►

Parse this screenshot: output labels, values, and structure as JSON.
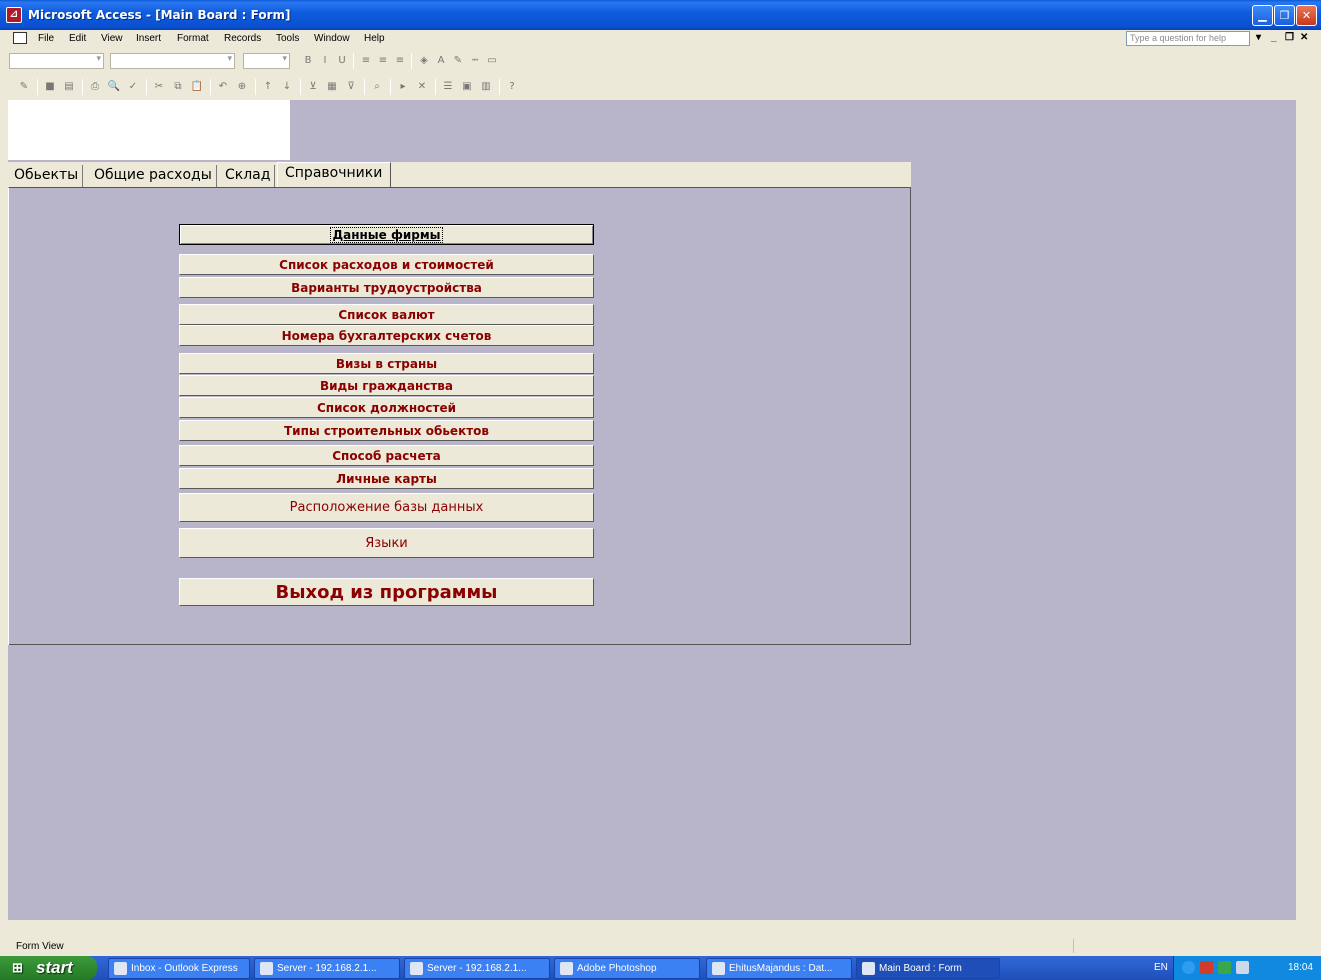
{
  "window": {
    "app_icon": "access-icon",
    "title": "Microsoft Access - [Main Board : Form]"
  },
  "menu": {
    "items": [
      "File",
      "Edit",
      "View",
      "Insert",
      "Format",
      "Records",
      "Tools",
      "Window",
      "Help"
    ],
    "help_placeholder": "Type a question for help"
  },
  "toolbar_format": {
    "icons": [
      "bold-icon",
      "italic-icon",
      "underline-icon",
      "align-left-icon",
      "align-center-icon",
      "align-right-icon",
      "fill-color-icon",
      "font-color-icon",
      "line-color-icon",
      "line-width-icon",
      "special-effect-icon"
    ],
    "glyphs": [
      "B",
      "I",
      "U",
      "≡",
      "≡",
      "≡",
      "◈",
      "A",
      "✎",
      "┉",
      "▭"
    ]
  },
  "toolbar_standard": {
    "icons": [
      "view-icon",
      "save-icon",
      "search-file-icon",
      "print-icon",
      "print-preview-icon",
      "spelling-icon",
      "cut-icon",
      "copy-icon",
      "paste-icon",
      "undo-icon",
      "hyperlink-icon",
      "sort-ascending-icon",
      "sort-descending-icon",
      "filter-selection-icon",
      "filter-form-icon",
      "apply-filter-icon",
      "find-icon",
      "new-record-icon",
      "delete-record-icon",
      "properties-icon",
      "database-window-icon",
      "new-object-icon",
      "help-icon"
    ],
    "glyphs": [
      "✎",
      "■",
      "▤",
      "⎙",
      "🔍",
      "✓",
      "✂",
      "⧉",
      "📋",
      "↶",
      "⊕",
      "↑",
      "↓",
      "⊻",
      "▦",
      "⊽",
      "⌕",
      "▸",
      "✕",
      "☰",
      "▣",
      "▥",
      "?"
    ]
  },
  "tabs": [
    {
      "label": "Обьекты",
      "active": false
    },
    {
      "label": "Общие расходы",
      "active": false
    },
    {
      "label": "Склад",
      "active": false
    },
    {
      "label": "Справочники",
      "active": true
    }
  ],
  "buttons": [
    {
      "label": "Данные фирмы",
      "style": "focused"
    },
    {
      "label": "Список расходов и стоимостей",
      "style": "normal"
    },
    {
      "label": "Варианты трудоустройства",
      "style": "normal"
    },
    {
      "label": "Список валют",
      "style": "normal"
    },
    {
      "label": "Номера бухгалтерских счетов",
      "style": "normal"
    },
    {
      "label": "Визы в страны",
      "style": "normal"
    },
    {
      "label": "Виды гражданства",
      "style": "normal"
    },
    {
      "label": "Список должностей",
      "style": "normal"
    },
    {
      "label": "Типы строительных обьектов",
      "style": "normal"
    },
    {
      "label": "Способ расчета",
      "style": "normal"
    },
    {
      "label": "Личные карты",
      "style": "normal"
    },
    {
      "label": "Расположение базы данных",
      "style": "regular"
    },
    {
      "label": "Языки",
      "style": "regular"
    },
    {
      "label": "Выход из программы",
      "style": "big"
    }
  ],
  "status": {
    "text": "Form View"
  },
  "taskbar": {
    "start_label": "start",
    "tasks": [
      {
        "label": "Inbox - Outlook Express",
        "icon": "outlook-icon",
        "active": false
      },
      {
        "label": "Server - 192.168.2.1...",
        "icon": "remote-desktop-icon",
        "active": false
      },
      {
        "label": "Server - 192.168.2.1...",
        "icon": "remote-desktop-icon",
        "active": false
      },
      {
        "label": "Adobe Photoshop",
        "icon": "photoshop-icon",
        "active": false
      },
      {
        "label": "EhitusMajandus : Dat...",
        "icon": "database-icon",
        "active": false
      },
      {
        "label": "Main Board : Form",
        "icon": "form-icon",
        "active": true
      }
    ],
    "language": "EN",
    "clock": "18:04"
  }
}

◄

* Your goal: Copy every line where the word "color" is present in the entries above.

* Response below:
      "fill-color-icon",
      "font-color-icon",
      "line-color-icon",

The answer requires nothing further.